- [WHAT YOU SHOULD DO] Pull out every line below holding the word "icon".

Data records for software interfaces:

=== Section Start ===

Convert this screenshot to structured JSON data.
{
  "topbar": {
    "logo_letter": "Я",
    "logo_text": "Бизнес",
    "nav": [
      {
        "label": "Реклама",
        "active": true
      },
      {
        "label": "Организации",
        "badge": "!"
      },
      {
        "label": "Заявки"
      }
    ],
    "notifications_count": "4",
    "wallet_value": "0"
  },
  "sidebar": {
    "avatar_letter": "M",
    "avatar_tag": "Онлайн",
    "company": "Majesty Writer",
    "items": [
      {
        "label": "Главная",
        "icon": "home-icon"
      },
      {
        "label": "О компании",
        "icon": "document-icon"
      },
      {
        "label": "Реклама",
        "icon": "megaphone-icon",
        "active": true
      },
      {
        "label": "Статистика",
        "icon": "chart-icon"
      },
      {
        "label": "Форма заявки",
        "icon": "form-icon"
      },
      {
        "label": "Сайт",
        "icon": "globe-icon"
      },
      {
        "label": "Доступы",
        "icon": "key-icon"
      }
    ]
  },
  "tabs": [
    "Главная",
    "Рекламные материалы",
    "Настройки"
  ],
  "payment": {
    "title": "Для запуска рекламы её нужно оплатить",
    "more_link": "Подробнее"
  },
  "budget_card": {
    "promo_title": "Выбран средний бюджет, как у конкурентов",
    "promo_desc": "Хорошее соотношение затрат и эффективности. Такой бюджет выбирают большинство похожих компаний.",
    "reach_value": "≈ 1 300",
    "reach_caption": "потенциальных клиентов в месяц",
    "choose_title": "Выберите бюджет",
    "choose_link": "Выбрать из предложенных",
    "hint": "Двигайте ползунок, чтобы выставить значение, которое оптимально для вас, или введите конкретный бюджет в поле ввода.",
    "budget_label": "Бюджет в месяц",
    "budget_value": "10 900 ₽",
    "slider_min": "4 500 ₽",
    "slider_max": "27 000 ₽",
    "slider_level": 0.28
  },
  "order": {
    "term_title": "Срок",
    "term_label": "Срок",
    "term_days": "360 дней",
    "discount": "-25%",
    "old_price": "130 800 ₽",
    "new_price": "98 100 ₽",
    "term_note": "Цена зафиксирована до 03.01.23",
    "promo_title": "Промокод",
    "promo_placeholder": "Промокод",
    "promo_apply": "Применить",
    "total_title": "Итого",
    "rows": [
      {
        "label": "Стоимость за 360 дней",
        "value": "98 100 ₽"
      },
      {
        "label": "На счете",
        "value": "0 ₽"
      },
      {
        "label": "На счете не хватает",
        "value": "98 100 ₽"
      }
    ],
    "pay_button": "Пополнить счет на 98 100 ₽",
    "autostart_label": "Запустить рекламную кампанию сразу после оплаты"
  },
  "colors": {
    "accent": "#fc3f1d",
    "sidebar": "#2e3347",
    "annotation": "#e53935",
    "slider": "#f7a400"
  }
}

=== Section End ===

- [ANSWER TO THE PROBLEM]
        "icon": "home-icon"
        "icon": "document-icon"
        "icon": "megaphone-icon",
        "icon": "chart-icon"
        "icon": "form-icon"
        "icon": "globe-icon"
        "icon": "key-icon"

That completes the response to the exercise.